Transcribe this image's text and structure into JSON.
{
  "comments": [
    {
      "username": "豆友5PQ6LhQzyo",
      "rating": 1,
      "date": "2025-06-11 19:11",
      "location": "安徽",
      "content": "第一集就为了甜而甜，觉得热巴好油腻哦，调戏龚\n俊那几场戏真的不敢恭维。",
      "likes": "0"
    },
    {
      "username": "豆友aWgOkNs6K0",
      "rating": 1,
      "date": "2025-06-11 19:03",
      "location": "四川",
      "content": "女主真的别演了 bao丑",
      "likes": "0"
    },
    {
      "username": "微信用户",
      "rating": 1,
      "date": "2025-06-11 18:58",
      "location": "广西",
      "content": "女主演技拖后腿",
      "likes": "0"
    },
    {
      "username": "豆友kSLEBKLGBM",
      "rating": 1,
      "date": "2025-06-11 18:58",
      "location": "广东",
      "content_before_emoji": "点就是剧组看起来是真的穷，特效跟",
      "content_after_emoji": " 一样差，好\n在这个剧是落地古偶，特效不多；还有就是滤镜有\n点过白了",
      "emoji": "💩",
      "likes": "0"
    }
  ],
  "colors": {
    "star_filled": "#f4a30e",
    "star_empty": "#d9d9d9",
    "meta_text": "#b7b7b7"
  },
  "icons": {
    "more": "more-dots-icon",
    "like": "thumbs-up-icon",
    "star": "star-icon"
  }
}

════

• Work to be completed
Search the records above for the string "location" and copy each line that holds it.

• Solution
      "location": "安徽",
      "location": "四川",
      "location": "广西",
      "location": "广东",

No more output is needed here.